__ACTIVITY__.
Please copy the entries below word for word, leaving out any image.
** EXTRACTED MATERIAL follows **
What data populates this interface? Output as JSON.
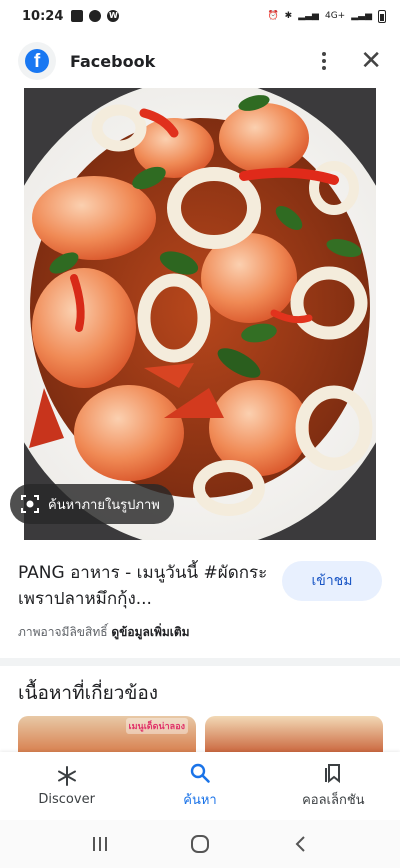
{
  "status_bar": {
    "time": "10:24",
    "network": "4G+"
  },
  "header": {
    "site_name": "Facebook",
    "logo_letter": "f"
  },
  "image": {
    "lens_label": "ค้นหาภายในรูปภาพ"
  },
  "result": {
    "title": "PANG อาหาร - เมนูวันนี้ #ผัดกระเพราปลาหมึกกุ้ง...",
    "visit_label": "เข้าชม",
    "copyright_text": "ภาพอาจมีลิขสิทธิ์",
    "more_info_link": "ดูข้อมูลเพิ่มเติม"
  },
  "related": {
    "heading": "เนื้อหาที่เกี่ยวข้อง",
    "thumb1_badge": "เมนูเด็ดน่าลอง"
  },
  "bottom_nav": {
    "items": [
      {
        "label": "Discover",
        "icon": "asterisk-icon"
      },
      {
        "label": "ค้นหา",
        "icon": "search-icon"
      },
      {
        "label": "คอลเล็กชัน",
        "icon": "collections-icon"
      }
    ],
    "active_index": 1
  },
  "colors": {
    "accent": "#1a73e8",
    "facebook_blue": "#1877f2",
    "visit_button_bg": "#e8f0fe"
  }
}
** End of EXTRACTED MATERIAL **
__THE ANSWER__.
What data populates this interface? Output as JSON.
{
  "status_bar": {
    "time": "10:24",
    "network": "4G+"
  },
  "header": {
    "site_name": "Facebook",
    "logo_letter": "f"
  },
  "image": {
    "lens_label": "ค้นหาภายในรูปภาพ"
  },
  "result": {
    "title": "PANG อาหาร - เมนูวันนี้ #ผัดกระเพราปลาหมึกกุ้ง...",
    "visit_label": "เข้าชม",
    "copyright_text": "ภาพอาจมีลิขสิทธิ์",
    "more_info_link": "ดูข้อมูลเพิ่มเติม"
  },
  "related": {
    "heading": "เนื้อหาที่เกี่ยวข้อง",
    "thumb1_badge": "เมนูเด็ดน่าลอง"
  },
  "bottom_nav": {
    "items": [
      {
        "label": "Discover",
        "icon": "asterisk-icon"
      },
      {
        "label": "ค้นหา",
        "icon": "search-icon"
      },
      {
        "label": "คอลเล็กชัน",
        "icon": "collections-icon"
      }
    ],
    "active_index": 1
  },
  "colors": {
    "accent": "#1a73e8",
    "facebook_blue": "#1877f2",
    "visit_button_bg": "#e8f0fe"
  }
}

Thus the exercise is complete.